## [Brief]
If a line in the entries below includes "Routeur", pick it out and copy it.

## [Data supplied]
>>>>
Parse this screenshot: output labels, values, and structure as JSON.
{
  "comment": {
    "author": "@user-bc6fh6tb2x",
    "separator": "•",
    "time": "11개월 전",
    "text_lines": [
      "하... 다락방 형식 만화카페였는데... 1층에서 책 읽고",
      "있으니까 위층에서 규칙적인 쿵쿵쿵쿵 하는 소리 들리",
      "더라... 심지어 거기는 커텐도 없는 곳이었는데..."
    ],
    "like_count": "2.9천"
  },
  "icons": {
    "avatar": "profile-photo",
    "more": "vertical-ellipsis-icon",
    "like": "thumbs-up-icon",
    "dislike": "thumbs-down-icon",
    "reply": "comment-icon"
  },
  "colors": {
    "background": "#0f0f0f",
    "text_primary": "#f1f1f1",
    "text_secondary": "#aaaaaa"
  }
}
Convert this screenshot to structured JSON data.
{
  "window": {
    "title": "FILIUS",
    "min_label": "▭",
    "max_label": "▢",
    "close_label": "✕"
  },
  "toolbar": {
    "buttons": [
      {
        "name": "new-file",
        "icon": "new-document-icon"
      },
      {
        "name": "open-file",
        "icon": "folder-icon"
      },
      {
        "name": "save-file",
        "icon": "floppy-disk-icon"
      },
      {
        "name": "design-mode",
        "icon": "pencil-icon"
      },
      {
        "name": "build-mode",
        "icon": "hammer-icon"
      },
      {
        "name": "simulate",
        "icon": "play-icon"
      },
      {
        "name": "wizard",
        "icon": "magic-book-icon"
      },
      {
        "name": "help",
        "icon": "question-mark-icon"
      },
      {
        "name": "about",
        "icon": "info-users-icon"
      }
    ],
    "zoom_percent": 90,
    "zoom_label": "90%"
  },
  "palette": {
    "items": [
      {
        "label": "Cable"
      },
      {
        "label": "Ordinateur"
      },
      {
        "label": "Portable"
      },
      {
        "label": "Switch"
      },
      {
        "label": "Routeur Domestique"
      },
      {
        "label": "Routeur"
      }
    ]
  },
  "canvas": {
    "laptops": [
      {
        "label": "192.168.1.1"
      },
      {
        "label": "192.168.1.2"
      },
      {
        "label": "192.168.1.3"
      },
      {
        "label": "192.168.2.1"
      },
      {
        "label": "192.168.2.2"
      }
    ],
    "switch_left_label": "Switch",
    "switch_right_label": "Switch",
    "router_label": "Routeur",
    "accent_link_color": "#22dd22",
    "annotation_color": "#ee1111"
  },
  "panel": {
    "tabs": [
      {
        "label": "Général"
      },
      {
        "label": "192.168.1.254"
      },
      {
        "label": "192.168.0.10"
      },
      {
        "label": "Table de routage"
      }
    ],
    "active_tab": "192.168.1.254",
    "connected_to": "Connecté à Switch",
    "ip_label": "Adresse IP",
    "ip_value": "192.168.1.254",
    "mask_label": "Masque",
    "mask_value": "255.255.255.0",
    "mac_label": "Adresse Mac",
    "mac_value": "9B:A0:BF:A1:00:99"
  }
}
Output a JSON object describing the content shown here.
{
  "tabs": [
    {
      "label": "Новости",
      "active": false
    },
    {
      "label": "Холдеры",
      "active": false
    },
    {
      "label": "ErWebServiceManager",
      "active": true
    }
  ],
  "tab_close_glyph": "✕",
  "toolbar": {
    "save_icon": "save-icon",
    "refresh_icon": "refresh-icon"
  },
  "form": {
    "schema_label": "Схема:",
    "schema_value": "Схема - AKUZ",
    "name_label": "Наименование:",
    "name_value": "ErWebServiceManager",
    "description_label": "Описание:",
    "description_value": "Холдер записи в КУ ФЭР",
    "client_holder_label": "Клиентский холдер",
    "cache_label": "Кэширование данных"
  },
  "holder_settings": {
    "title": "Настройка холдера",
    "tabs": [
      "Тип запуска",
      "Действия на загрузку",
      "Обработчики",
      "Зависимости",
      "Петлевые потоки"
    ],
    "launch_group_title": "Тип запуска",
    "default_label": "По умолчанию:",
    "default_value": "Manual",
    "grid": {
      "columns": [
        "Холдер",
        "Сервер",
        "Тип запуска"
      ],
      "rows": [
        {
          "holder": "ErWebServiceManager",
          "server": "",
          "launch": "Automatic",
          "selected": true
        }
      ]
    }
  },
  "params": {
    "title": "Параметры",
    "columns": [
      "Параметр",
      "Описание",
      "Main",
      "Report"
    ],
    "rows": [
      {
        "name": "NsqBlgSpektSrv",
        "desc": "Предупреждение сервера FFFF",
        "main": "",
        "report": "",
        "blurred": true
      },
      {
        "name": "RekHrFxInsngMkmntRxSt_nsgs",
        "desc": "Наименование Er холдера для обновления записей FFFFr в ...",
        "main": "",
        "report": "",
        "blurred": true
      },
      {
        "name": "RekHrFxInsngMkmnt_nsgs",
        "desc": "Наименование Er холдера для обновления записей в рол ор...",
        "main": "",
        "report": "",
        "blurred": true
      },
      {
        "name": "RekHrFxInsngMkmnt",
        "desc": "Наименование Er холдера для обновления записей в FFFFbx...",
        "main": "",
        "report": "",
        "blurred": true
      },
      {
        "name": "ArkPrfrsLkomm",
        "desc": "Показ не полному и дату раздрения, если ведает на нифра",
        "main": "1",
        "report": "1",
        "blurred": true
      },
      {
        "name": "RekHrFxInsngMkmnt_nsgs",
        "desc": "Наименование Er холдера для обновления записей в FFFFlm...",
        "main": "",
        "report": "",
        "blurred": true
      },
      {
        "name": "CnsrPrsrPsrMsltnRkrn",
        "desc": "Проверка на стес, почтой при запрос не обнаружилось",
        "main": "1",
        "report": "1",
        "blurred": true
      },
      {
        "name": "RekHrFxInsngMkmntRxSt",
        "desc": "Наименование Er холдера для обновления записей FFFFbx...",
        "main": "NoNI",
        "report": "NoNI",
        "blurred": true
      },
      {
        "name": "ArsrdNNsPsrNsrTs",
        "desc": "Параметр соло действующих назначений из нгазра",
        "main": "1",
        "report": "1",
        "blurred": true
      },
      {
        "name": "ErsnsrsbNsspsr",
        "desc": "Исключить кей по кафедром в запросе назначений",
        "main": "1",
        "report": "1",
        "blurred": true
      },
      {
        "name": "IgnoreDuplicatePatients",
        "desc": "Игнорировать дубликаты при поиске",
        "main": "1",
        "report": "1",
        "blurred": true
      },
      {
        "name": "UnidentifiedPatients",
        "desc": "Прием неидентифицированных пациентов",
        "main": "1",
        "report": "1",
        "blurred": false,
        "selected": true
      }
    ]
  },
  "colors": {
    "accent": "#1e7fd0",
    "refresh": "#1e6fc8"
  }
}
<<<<
## [Reply]
        "label": "Routeur Domestique"
        "label": "Routeur"
    "router_label": "Routeur",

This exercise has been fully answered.